BRENTWOOD, CA, November 15, 2007----The new bartender in your favorite restaurant greets you with an outstretched glass of wine. "It's on the house!" she says. Isn't this a lovely example of Holiday cheer!
In actuality, it's a great example of how restaurant owners lose thousands of dollars annually to employee theft. Unfortunately, the bartender is most likely intent on lining her own pocket at the owners' expense.
How does giving away a glass of wine or other merchandise benefit the employee? More than likely, you will tip quite generously based on the value of that wine or dessert.
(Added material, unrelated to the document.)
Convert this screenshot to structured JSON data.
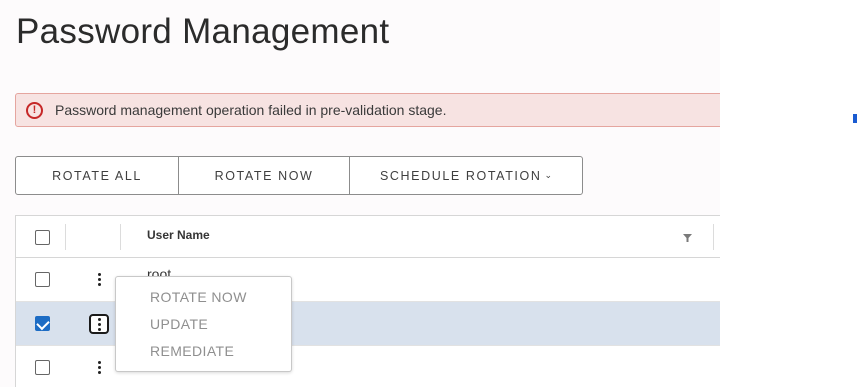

The restaurant owner gets nothing, but the bartender or waiter may do better than if she sold the item.
Workplace theft is more prevalent during the holidays because restaurants are more crowded, and there are more seasonal hires who have little or no loyalty to their employers.
Cash transactions - which are prevalent in bars and restaurants - also tempt employees to steal. They can easily pocket cash sales without ringing them up. Unfortunately, management is so busy trying to handle large parties, banquets and a general increase in business that employees are often able to get away with it.
Dan Cosgrove, CEO of Mercantile Systems and an expert in preventing employee theft, has provided loss prevention consulting to restaurants and retailers for more than two decades. Cosgrove says that on one evening during the holidays, he spotted theft in five out of six premises he visited. The average during the holidays is 50 percent, compared to ten to 20 percent during the rest of the year.
Not only does theft eat into profits, but in neighborhood restaurants where margins are tight it may make the difference between staying in business or closing the doors. According to employee theft statistics released by the National Restaurant Association, these losses amount to about four percent of restaurant sales - enough to push many local restaurants into the red. (That was over $11 billion in 2004.)
As a customer, why should you care - and what should you do?
If you don't want your favorite local eatery forced out of business, there are ways you can help stop employee theft without insulting the integrity of honest workers. First, politely refuse anything offered for free unless you know the manager authorized it. Second, always ask for a receipt for anything you purchase. This is likely to insure that the item will be rung up. And finally, if you're convinced something dishonest may be going on, make a point of thanking the manager for the generous offer of something free from one of his employees. If he authorized it, he'll appreciate your gratitude. If he didn't, he'll be glad hear about it.
And if you are understandably feeling sympathy for hardworking, low-paid restaurant workers, consider this: if a restaurant is forced to close because of losses, all the workers - even the honest ones will be out of jobs.
We offer a range of resources on our site to help you manage your employee theft issues and protect your bottom line results, including: Employee Theft Programs, an employee theft case study and articles under the Information Spotlight on our site.